**WORK TO COMPLETE**
Reproduce each line from the records that holds "LOGIN".

(Data records for software interfaces)
Start of Block

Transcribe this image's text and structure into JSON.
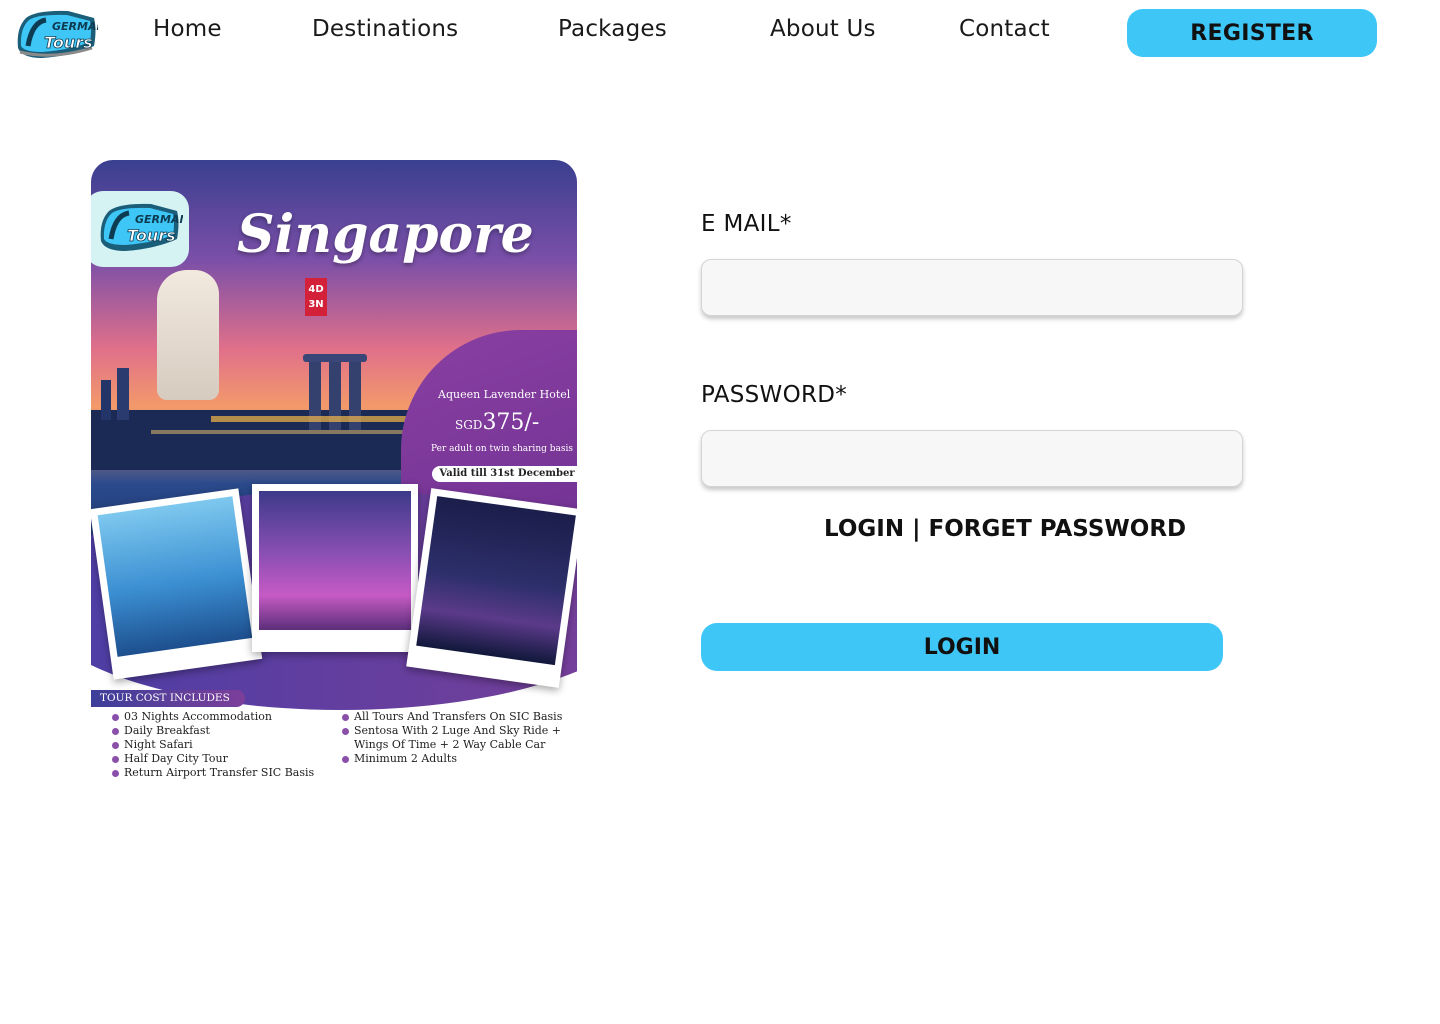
{
  "brand": {
    "logo_text_top": "GERMAN",
    "logo_text_bottom": "Tours"
  },
  "nav": {
    "items": [
      {
        "label": "Home"
      },
      {
        "label": "Destinations"
      },
      {
        "label": "Packages"
      },
      {
        "label": "About Us"
      },
      {
        "label": "Contact"
      }
    ],
    "register_label": "REGISTER"
  },
  "promo": {
    "title": "Singapore",
    "duration_days": "4D",
    "duration_nights": "3N",
    "hotel": "Aqueen Lavender Hotel",
    "currency": "SGD",
    "price": "375/-",
    "price_note": "Per adult on twin sharing basis",
    "validity": "Valid till 31st December",
    "includes_title": "TOUR COST INCLUDES",
    "includes_left": [
      "03 Nights Accommodation",
      "Daily Breakfast",
      "Night Safari",
      "Half Day City Tour",
      "Return Airport Transfer SIC Basis"
    ],
    "includes_right": [
      "All Tours And Transfers On SIC Basis",
      "Sentosa With 2 Luge And Sky Ride + Wings Of Time + 2 Way Cable Car",
      "Minimum 2 Adults"
    ]
  },
  "form": {
    "email_label": "E MAIL*",
    "email_value": "",
    "password_label": "PASSWORD*",
    "password_value": "",
    "login_link": "LOGIN",
    "separator": " | ",
    "forgot_link": "FORGET PASSWORD",
    "login_button": "LOGIN"
  },
  "colors": {
    "accent": "#3ec6f7",
    "promo_purple": "#7a3f98"
  }
}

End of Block

**WORKED SOLUTION**
    "login_link": "LOGIN",
    "login_button": "LOGIN"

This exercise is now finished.